Trump tweeted his claim Monday after The Wall Street Journal reported that Russian defense contractor Rostec had reduced staff in the South American nation to a few dozen, according to Reuters.

Rostec said the Journal overstated how much staff it had previously had in Venezuela by a factor of “dozens” and that its permanent staff in the nation had been the same for years.

According to Reuters, Rostec said technical staff with the contractor are constantly cycling in and out of Venezuela to repair or otherwise service military hardware. The contractor said several had departed recently after technical specialists finished servicing aircraft.

“I don’t know what [the tweet] is a reaction to, better to find out from the American side,” Reskov said Tuesday.

Trump had previously called for Russia to "get out" of Venezuela, but said following a phone call with Russian President Vladimir Putin last month said the Russian leader was "not looking at all to get involved in Venezuela."

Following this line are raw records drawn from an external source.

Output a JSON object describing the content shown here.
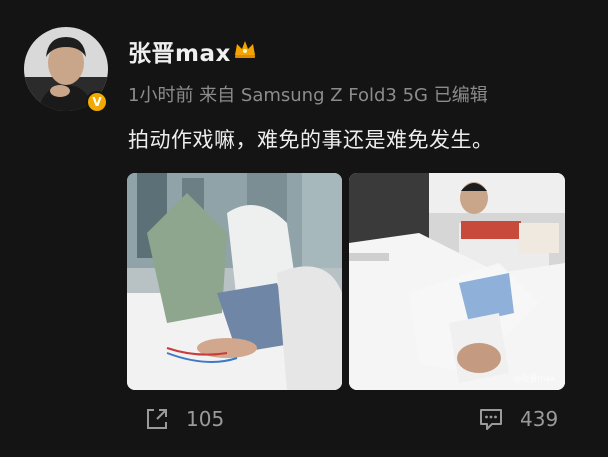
{
  "user": {
    "name": "张晋max",
    "verified_badge": "V"
  },
  "post": {
    "meta": "1小时前 来自 Samsung Z Fold3 5G 已编辑",
    "text": "拍动作戏嘛，难免的事还是难免发生。",
    "photo_watermark": "@张晋max"
  },
  "actions": {
    "share_count": "105",
    "comment_count": "439"
  },
  "icons": [
    "crown-icon",
    "verified-icon",
    "share-icon",
    "comment-icon"
  ],
  "colors": {
    "background": "#141414",
    "text": "#ededed",
    "meta": "#8c8c8c",
    "badge": "#f2a900"
  }
}
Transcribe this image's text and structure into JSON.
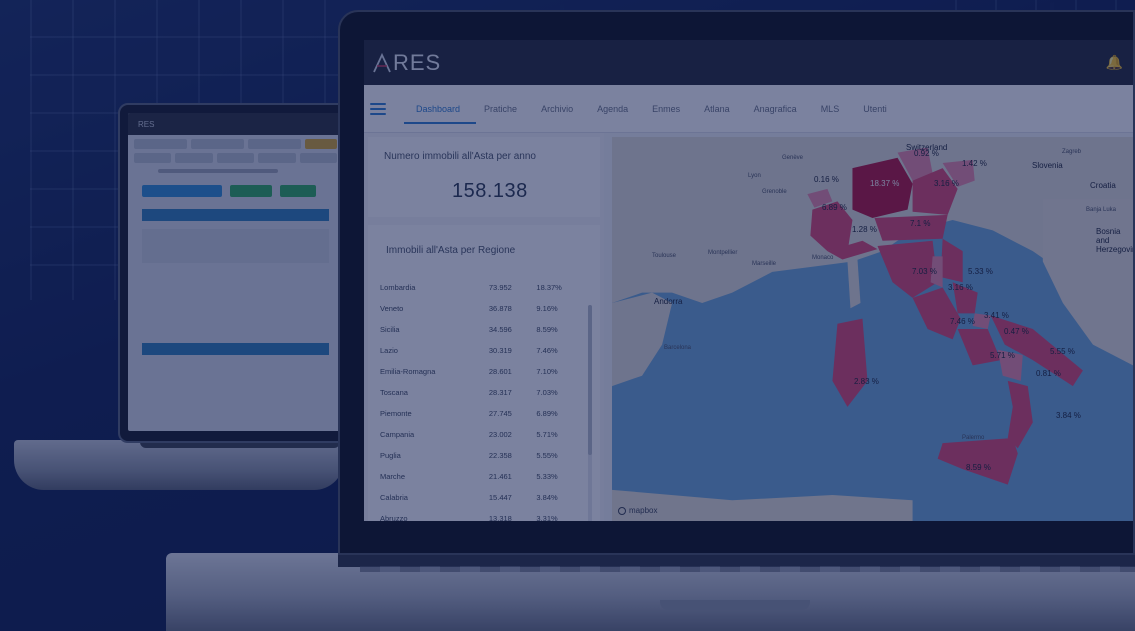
{
  "app": {
    "logo_text": "RES",
    "logo_prefix": "A"
  },
  "nav": {
    "tabs": [
      {
        "label": "Dashboard"
      },
      {
        "label": "Pratiche"
      },
      {
        "label": "Archivio"
      },
      {
        "label": "Agenda"
      },
      {
        "label": "Enmes"
      },
      {
        "label": "Atlana"
      },
      {
        "label": "Anagrafica"
      },
      {
        "label": "MLS"
      },
      {
        "label": "Utenti"
      }
    ]
  },
  "stats": {
    "title": "Numero immobili all'Asta per anno",
    "value": "158.138"
  },
  "regions": {
    "title": "Immobili all'Asta per Regione",
    "rows": [
      {
        "name": "Lombardia",
        "count": "73.952",
        "pct": "18.37%"
      },
      {
        "name": "Veneto",
        "count": "36.878",
        "pct": "9.16%"
      },
      {
        "name": "Sicilia",
        "count": "34.596",
        "pct": "8.59%"
      },
      {
        "name": "Lazio",
        "count": "30.319",
        "pct": "7.46%"
      },
      {
        "name": "Emilia-Romagna",
        "count": "28.601",
        "pct": "7.10%"
      },
      {
        "name": "Toscana",
        "count": "28.317",
        "pct": "7.03%"
      },
      {
        "name": "Piemonte",
        "count": "27.745",
        "pct": "6.89%"
      },
      {
        "name": "Campania",
        "count": "23.002",
        "pct": "5.71%"
      },
      {
        "name": "Puglia",
        "count": "22.358",
        "pct": "5.55%"
      },
      {
        "name": "Marche",
        "count": "21.461",
        "pct": "5.33%"
      },
      {
        "name": "Calabria",
        "count": "15.447",
        "pct": "3.84%"
      },
      {
        "name": "Abruzzo",
        "count": "13.318",
        "pct": "3.31%"
      }
    ]
  },
  "map": {
    "labels": [
      {
        "text": "18.37 %"
      },
      {
        "text": "0.92 %"
      },
      {
        "text": "1.42 %"
      },
      {
        "text": "3.16 %"
      },
      {
        "text": "0.16 %"
      },
      {
        "text": "6.89 %"
      },
      {
        "text": "1.28 %"
      },
      {
        "text": "7.1 %"
      },
      {
        "text": "7.03 %"
      },
      {
        "text": "5.33 %"
      },
      {
        "text": "3.16 %"
      },
      {
        "text": "3.41 %"
      },
      {
        "text": "7.46 %"
      },
      {
        "text": "0.47 %"
      },
      {
        "text": "5.71 %"
      },
      {
        "text": "5.55 %"
      },
      {
        "text": "0.81 %"
      },
      {
        "text": "2.83 %"
      },
      {
        "text": "3.84 %"
      },
      {
        "text": "8.59 %"
      }
    ],
    "places": {
      "switzerland": "Switzerland",
      "slovenia": "Slovenia",
      "croatia": "Croatia",
      "bosnia": "Bosnia and Herzegovina",
      "andorra": "Andorra",
      "monaco": "Monaco",
      "barcelona": "Barcelona",
      "toulouse": "Toulouse",
      "montpellier": "Montpellier",
      "marseille": "Marseille",
      "geneve": "Genève",
      "grenoble": "Grenoble",
      "lyon": "Lyon",
      "zagreb": "Zagreb",
      "banja_luka": "Banja Luka",
      "palermo": "Palermo"
    },
    "attribution": "mapbox"
  },
  "colors": {
    "accent": "#2f7fd0",
    "region_high": "#b5133a",
    "region_mid": "#de4870",
    "region_low": "#ea8aa6",
    "sea": "#6fa8d6",
    "land": "#e3e0d8"
  }
}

Members of the Trump administration, including national security adviser John Bolton and Secretary of State Mike Pompeo, have repeatedly accused Russia of propping up Venezuelan President Nicolás Maduro's government.